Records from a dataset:
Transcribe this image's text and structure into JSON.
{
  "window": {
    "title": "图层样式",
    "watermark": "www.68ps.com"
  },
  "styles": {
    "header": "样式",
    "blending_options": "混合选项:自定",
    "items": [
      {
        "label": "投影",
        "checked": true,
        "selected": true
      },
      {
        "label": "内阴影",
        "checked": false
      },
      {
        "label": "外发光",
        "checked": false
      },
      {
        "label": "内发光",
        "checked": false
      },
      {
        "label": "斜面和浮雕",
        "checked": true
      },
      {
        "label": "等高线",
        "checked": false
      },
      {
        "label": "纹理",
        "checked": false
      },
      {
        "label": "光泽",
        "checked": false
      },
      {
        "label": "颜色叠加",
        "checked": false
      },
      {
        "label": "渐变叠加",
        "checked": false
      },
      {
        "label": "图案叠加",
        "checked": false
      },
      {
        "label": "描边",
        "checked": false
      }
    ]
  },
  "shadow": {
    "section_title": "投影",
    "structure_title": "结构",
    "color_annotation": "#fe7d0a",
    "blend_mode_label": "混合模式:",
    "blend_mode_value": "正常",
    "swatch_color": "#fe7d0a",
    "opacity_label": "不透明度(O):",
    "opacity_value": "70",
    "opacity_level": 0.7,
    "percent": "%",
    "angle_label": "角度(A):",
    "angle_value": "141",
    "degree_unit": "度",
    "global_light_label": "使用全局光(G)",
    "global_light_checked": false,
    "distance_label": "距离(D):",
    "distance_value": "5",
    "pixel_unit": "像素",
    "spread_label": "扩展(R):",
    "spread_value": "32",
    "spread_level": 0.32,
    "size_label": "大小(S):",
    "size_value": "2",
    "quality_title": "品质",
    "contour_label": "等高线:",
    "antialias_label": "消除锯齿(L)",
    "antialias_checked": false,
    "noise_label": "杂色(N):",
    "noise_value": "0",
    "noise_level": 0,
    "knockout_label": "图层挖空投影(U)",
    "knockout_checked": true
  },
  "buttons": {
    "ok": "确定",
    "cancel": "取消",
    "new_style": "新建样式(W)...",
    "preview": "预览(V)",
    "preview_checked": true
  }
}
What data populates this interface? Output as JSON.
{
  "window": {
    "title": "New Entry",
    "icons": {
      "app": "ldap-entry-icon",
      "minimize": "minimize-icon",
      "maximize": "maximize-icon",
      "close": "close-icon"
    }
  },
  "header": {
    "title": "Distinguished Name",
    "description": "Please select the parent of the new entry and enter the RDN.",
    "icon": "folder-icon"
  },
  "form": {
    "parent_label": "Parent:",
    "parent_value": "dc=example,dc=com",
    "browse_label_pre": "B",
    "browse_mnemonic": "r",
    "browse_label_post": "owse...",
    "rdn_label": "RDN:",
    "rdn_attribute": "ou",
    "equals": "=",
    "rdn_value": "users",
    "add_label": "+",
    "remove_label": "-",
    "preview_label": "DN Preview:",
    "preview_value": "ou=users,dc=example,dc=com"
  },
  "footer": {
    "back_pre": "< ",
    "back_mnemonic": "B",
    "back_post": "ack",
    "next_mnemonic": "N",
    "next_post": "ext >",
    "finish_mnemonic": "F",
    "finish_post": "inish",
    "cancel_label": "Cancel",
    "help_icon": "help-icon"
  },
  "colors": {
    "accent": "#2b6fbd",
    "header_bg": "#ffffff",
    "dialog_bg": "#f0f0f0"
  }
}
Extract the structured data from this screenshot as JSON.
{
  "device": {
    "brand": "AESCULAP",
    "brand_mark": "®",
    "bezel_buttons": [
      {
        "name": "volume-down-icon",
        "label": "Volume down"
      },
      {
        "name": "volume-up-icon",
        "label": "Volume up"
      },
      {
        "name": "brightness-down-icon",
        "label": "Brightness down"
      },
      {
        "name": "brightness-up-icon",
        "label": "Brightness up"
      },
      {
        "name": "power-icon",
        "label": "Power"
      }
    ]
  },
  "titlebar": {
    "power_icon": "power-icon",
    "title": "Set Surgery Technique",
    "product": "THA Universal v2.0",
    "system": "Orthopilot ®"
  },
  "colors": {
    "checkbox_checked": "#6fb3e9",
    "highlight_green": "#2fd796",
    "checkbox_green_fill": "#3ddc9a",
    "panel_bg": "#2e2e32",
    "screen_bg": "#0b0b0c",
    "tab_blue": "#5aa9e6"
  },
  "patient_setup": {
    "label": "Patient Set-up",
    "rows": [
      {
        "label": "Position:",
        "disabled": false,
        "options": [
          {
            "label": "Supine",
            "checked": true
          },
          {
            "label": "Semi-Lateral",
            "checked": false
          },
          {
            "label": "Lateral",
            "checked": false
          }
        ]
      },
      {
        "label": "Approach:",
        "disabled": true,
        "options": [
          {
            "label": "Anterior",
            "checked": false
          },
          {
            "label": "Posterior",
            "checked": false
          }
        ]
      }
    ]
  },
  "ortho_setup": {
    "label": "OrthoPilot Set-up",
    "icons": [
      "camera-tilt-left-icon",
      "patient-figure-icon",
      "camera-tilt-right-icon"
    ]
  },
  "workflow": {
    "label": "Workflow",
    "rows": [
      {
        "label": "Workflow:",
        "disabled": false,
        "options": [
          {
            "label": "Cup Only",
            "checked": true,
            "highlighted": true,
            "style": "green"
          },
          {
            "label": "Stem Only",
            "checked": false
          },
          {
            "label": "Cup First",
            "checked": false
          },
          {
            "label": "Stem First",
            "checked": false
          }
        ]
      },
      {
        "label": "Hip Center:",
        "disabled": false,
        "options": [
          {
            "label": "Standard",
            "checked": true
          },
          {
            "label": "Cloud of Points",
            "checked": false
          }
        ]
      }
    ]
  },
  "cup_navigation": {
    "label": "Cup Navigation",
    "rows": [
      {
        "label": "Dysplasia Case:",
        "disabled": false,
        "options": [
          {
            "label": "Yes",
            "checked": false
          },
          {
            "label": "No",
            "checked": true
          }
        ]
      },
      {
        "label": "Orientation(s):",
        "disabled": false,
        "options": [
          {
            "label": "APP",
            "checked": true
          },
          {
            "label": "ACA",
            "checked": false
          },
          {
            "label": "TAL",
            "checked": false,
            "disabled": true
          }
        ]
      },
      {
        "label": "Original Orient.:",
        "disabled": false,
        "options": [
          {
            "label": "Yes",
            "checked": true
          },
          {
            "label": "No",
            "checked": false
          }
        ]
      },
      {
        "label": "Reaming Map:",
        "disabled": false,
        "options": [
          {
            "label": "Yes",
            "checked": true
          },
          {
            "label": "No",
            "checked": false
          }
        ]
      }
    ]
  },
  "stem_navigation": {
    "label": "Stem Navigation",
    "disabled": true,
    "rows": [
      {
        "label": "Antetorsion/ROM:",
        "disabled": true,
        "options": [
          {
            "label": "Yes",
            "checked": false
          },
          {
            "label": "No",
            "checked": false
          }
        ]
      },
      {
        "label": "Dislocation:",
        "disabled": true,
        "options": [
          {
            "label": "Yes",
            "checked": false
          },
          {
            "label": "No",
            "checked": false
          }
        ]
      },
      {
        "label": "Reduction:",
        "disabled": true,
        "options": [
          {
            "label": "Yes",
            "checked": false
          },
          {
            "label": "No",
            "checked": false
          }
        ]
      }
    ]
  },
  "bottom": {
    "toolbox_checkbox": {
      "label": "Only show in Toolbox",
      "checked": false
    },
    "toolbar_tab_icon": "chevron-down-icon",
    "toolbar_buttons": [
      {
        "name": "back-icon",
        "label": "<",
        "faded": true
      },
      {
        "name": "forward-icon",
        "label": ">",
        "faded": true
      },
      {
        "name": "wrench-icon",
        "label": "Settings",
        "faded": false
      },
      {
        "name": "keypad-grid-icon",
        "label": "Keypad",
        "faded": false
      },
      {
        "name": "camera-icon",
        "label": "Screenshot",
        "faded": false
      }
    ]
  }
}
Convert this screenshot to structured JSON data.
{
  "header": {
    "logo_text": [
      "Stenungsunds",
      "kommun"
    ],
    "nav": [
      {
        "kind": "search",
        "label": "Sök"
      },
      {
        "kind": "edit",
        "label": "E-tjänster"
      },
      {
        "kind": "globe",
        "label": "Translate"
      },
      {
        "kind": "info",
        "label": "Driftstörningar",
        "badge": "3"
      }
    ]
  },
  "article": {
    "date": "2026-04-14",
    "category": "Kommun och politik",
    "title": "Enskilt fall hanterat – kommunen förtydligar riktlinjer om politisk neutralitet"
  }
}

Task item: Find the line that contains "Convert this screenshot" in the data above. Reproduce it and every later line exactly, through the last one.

Task response:
Convert this screenshot to structured JSON data.
{
  "header": {
    "logo_text": [
      "Stenungsunds",
      "kommun"
    ],
    "nav": [
      {
        "kind": "search",
        "label": "Sök"
      },
      {
        "kind": "edit",
        "label": "E-tjänster"
      },
      {
        "kind": "globe",
        "label": "Translate"
      },
      {
        "kind": "info",
        "label": "Driftstörningar",
        "badge": "3"
      }
    ]
  },
  "article": {
    "date": "2026-04-14",
    "category": "Kommun och politik",
    "title": "Enskilt fall hanterat – kommunen förtydligar riktlinjer om politisk neutralitet"
  }
}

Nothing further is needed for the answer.